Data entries
- - - - - - -
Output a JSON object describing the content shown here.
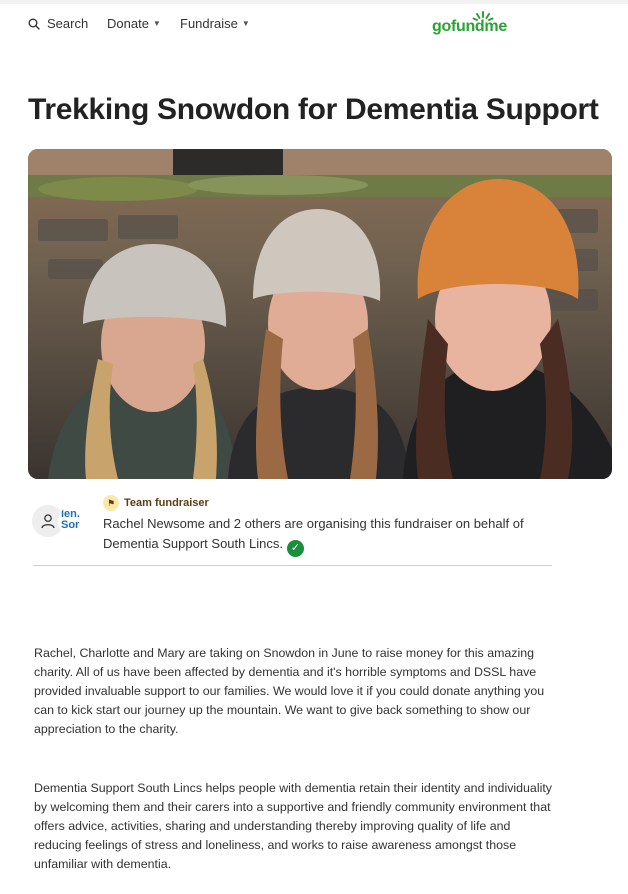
{
  "nav": {
    "search_label": "Search",
    "donate_label": "Donate",
    "fundraise_label": "Fundraise",
    "logo_text": "gofundme",
    "brand_color": "#29a333"
  },
  "campaign": {
    "title": "Trekking Snowdon for Dementia Support",
    "hero_image_icon": "photo-three-women-in-knit-hats"
  },
  "organiser": {
    "badge_label": "Team fundraiser",
    "avatar_logo_text": "len. Sor",
    "text": "Rachel Newsome and 2 others are organising this fundraiser on behalf of Dementia Support South Lincs.",
    "verified_icon": "check-circle-icon"
  },
  "story": {
    "paragraph1": "Rachel, Charlotte and Mary are taking on Snowdon in June to raise money for this amazing charity. All of us have been affected by dementia and it's horrible symptoms and DSSL have provided invaluable support to our families. We would love it if you could donate anything you can to kick start our journey up the mountain. We want to give back something to show our appreciation to the charity.",
    "paragraph2": "Dementia Support South Lincs helps people with dementia retain their identity and individuality by welcoming them and their carers into a supportive and friendly community environment that offers advice, activities, sharing and understanding thereby improving quality of life and reducing feelings of stress and loneliness, and works to raise awareness amongst those unfamiliar with dementia."
  }
}
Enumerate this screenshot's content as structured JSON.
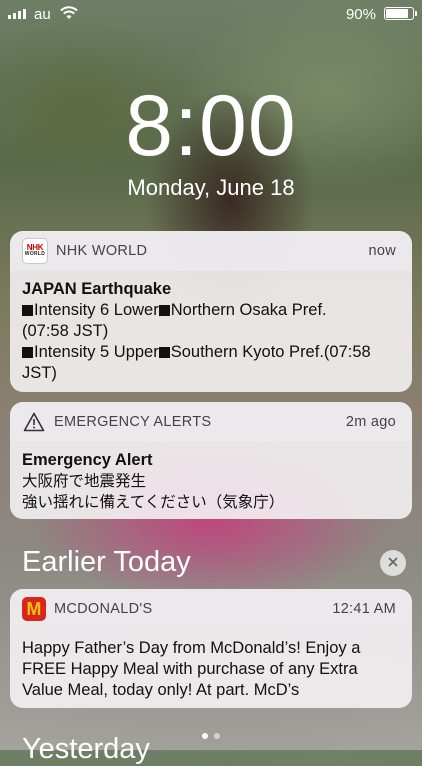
{
  "status_bar": {
    "carrier": "au",
    "battery_percent": "90%",
    "battery_level": 0.9
  },
  "lock": {
    "time": "8:00",
    "date": "Monday, June 18"
  },
  "notifications": [
    {
      "app": "NHK WORLD",
      "icon_text": "NHK",
      "icon_subtext": "WORLD",
      "time": "now",
      "title": "JAPAN Earthquake",
      "lines": [
        "Intensity 6 Lower",
        "Northern Osaka Pref.",
        "(07:58 JST)",
        "Intensity 5 Upper",
        "Southern Kyoto Pref.(07:58 JST)"
      ]
    },
    {
      "app": "EMERGENCY ALERTS",
      "time": "2m ago",
      "title": "Emergency Alert",
      "lines": [
        "大阪府で地震発生",
        "強い揺れに備えてください（気象庁）"
      ]
    }
  ],
  "earlier": {
    "heading": "Earlier Today",
    "notification": {
      "app": "MCDONALD'S",
      "icon_text": "M",
      "time": "12:41 AM",
      "text": "Happy Father’s Day from McDonald’s! Enjoy a FREE Happy Meal with purchase of any Extra Value Meal, today only! At part. McD’s"
    }
  },
  "yesterday_heading": "Yesterday",
  "page_dots": {
    "count": 2,
    "active": 1
  }
}
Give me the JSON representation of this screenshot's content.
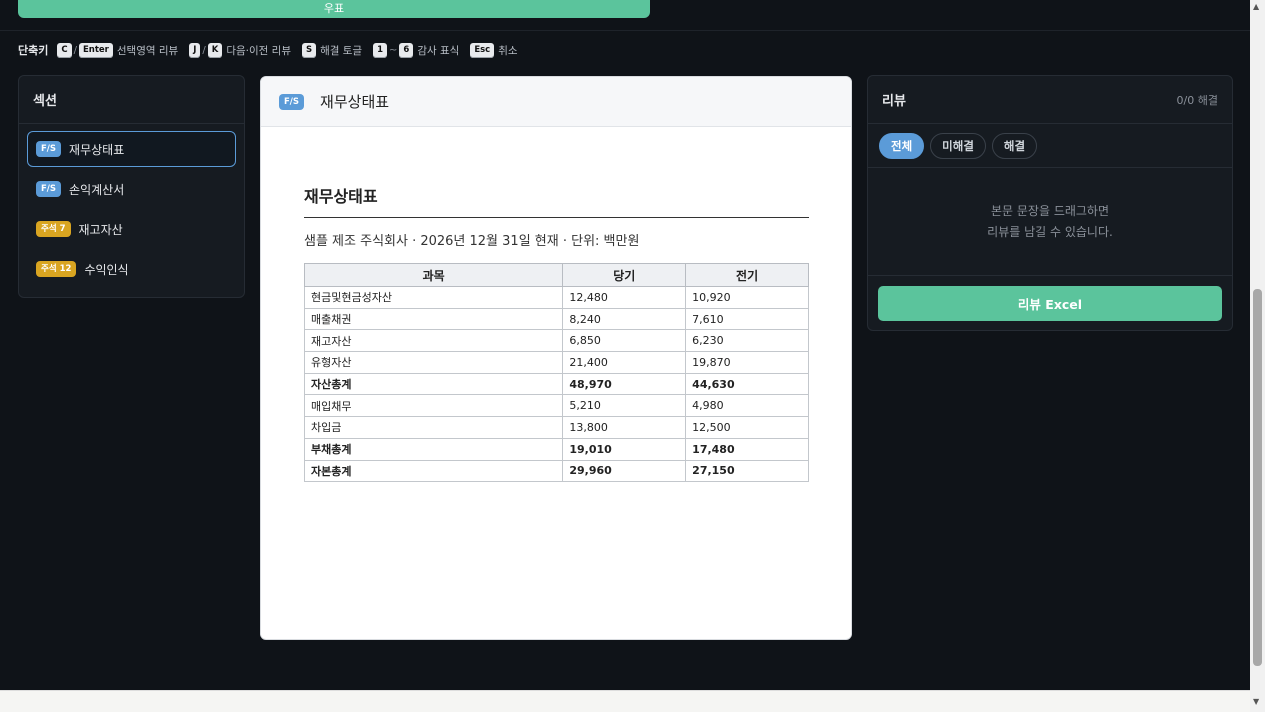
{
  "top_button": {
    "label": "우표"
  },
  "shortcuts": {
    "title": "단축키",
    "items": [
      {
        "keys": [
          "C",
          "Enter"
        ],
        "desc": "선택영역 리뷰"
      },
      {
        "keys": [
          "J",
          "K"
        ],
        "desc": "다음·이전 리뷰"
      },
      {
        "keys": [
          "S"
        ],
        "desc": "해결 토글"
      },
      {
        "keys": [
          "1",
          "6"
        ],
        "desc": "감사 표식"
      },
      {
        "keys": [
          "Esc"
        ],
        "desc": "취소"
      }
    ]
  },
  "sections": {
    "title": "섹션",
    "items": [
      {
        "badge": "F/S",
        "label": "재무상태표",
        "active": true
      },
      {
        "badge": "F/S",
        "label": "손익계산서"
      },
      {
        "badge": "주석 7",
        "label": "재고자산"
      },
      {
        "badge": "주석 12",
        "label": "수익인식"
      }
    ]
  },
  "document": {
    "header_badge": "F/S",
    "header_title": "재무상태표",
    "heading": "재무상태표",
    "subtitle": "샘플 제조 주식회사 · 2026년 12월 31일 현재 · 단위: 백만원",
    "table": {
      "headers": [
        "과목",
        "당기",
        "전기"
      ],
      "rows": [
        [
          "현금및현금성자산",
          "12,480",
          "10,920"
        ],
        [
          "매출채권",
          "8,240",
          "7,610"
        ],
        [
          "재고자산",
          "6,850",
          "6,230"
        ],
        [
          "유형자산",
          "21,400",
          "19,870"
        ],
        [
          "자산총계",
          "48,970",
          "44,630"
        ],
        [
          "매입채무",
          "5,210",
          "4,980"
        ],
        [
          "차입금",
          "13,800",
          "12,500"
        ],
        [
          "부채총계",
          "19,010",
          "17,480"
        ],
        [
          "자본총계",
          "29,960",
          "27,150"
        ]
      ]
    }
  },
  "review": {
    "title": "리뷰",
    "count": "0/0 해결",
    "filters": [
      "전체",
      "미해결",
      "해결"
    ],
    "empty_line1": "본문 문장을 드래그하면",
    "empty_line2": "리뷰를 남길 수 있습니다.",
    "excel_button": "리뷰 Excel"
  }
}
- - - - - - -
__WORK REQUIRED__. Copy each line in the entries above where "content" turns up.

__TASK RESULT__.
Output a JSON object describing the content shown here.
Enumerate this screenshot's content as structured JSON.
Give me the JSON representation of this screenshot's content.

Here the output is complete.